By Dave Ongie, News Editor
Dennis Baxter, manager of the river and reservoir compliance monitoring program for the TVA, spent some time out on Boone Lake last Wednesday afternoon with his colleagues surveying the fish population in the rising waters of the reservoir.
What he saw was beyond encouraging. As an electrofishing boat crawled through the water and emitted an electrical current that brought stunned fish bobbing to the surface, it was apparent the fish population in Boone Lake has continued to hold its own during an extended drawdown made necessary by the Boone Dam Project.
Not only were older fish visible, a strong group of younger fish – a result of last year’s spawn – are present in large enough numbers to set the stage for some amazing fishing in the years to come.
“It’s going to be an explosion of game fish,” Baxter told the News & Neighbor on Thursday. “We’re excited in the next couple years watching the population. We’re seeing great year classes. That means it’s going to be great fishing.”
The results of the latest fish survey have to come as a sigh of relief for the biologists at the TVA who have been partnering with personnel at the Tennessee Wildlife Resource Agency to monitor the health of Boone Lake during repairs to the dam.
Aquatic life has been monitored twice a year since a sinkhole was discovered in the embankment at Boone Dam back in Oct. 2014, which kick-started an eight-year project aimed at shoring up the dam and allowing the reservoir to return to full-pool. TVA biologist Jon Michael Mollish and water resource specialist Shannon O’Quinn have worked tirelessly to ensure fish monitoring efforts that extend back to 1991 have remained as accurate as possible.
This spring, the reservoir has been allowed to rise to levels not seen in nearly seven years as the repairs are tested. If all goes well, Boone Lake is expected to return to normal operations next year. What should follow is a boom in fishing that already has folks as far away as Chattanooga asking Baxter when Boone Lake will be ready.
“Once the word is out, people will come from everywhere to fish that,” Baxter said, adding that a blend of stripers, bass, trout and even some walleye offer a variety that will be attractive to anglers. “You have a mixed bag there that can draw a lot of anglers staying in the motels, eating in the restaurants, buying the tackle and the fuel – it will be an economic boom.”
That is music to the ears of those who own the marinas and other businesses that have struggled to survive through the extended drawdown. But the anticipated boom in fishing did not happen by accident.

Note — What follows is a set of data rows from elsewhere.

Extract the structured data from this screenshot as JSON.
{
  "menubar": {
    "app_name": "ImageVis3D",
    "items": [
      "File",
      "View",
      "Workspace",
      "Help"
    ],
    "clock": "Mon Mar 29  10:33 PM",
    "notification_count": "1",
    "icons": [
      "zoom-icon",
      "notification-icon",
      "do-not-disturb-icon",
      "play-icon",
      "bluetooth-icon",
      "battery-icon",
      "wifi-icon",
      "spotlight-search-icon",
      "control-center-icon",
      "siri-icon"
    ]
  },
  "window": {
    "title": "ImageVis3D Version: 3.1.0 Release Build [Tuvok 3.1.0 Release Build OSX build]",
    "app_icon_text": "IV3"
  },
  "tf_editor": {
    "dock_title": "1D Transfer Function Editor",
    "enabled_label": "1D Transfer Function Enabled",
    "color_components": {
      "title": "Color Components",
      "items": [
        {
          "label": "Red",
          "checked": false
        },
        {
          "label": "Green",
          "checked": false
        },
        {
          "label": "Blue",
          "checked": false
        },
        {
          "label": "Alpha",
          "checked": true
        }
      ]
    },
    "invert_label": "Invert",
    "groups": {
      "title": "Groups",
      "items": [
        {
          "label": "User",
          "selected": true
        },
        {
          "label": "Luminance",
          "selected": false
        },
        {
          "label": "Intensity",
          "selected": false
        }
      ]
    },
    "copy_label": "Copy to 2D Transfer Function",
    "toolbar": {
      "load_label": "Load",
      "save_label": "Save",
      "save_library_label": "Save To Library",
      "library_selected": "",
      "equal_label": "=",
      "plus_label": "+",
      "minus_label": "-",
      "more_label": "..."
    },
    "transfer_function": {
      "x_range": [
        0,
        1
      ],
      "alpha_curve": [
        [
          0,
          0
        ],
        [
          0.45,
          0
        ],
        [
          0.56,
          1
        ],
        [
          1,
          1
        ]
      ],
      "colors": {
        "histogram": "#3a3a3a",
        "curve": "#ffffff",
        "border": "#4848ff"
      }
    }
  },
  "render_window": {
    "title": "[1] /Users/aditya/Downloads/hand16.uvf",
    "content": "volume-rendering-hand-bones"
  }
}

While the water was down, the TVA and TWRA partnered on projects to help enhance the habitat fish would eventually reclaim once the water level came back up. Fish-friendly vegetation was planted, and concrete “reef balls” were placed to help encourage strong spawns. If all that isn’t enough, the TWRA plans to resume regularly scheduled stocking, which will only add to the natural spawn already occurring in the reservoir.
Boone Lake isn’t officially scheduled to resume normal operations until next year, but folks are likely to see the reservoir at or near traditional summer pool in the months ahead as testing continues on the repairs. That will likely draw more people to Boone Lake to fish, swim and boat, and Baxter had some reminders with that in mind.
First, he recommended that boaters slow down and be courteous on the water. Floating debris is always a hazard on Boone Lake, but it could be more common this year given the amount of time logs and other items had to accumulate on the lakebed during the drawdown.
“Make sure you have a clear path in front of you when you’re driving, and obey the safe boating rules in your TWRA digest,” he said, adding that lifejackets are a must. “I wear mine all the time, and I’m a rescue diver. I know enough to put that thing on because if I fall unconscious, I will drown.”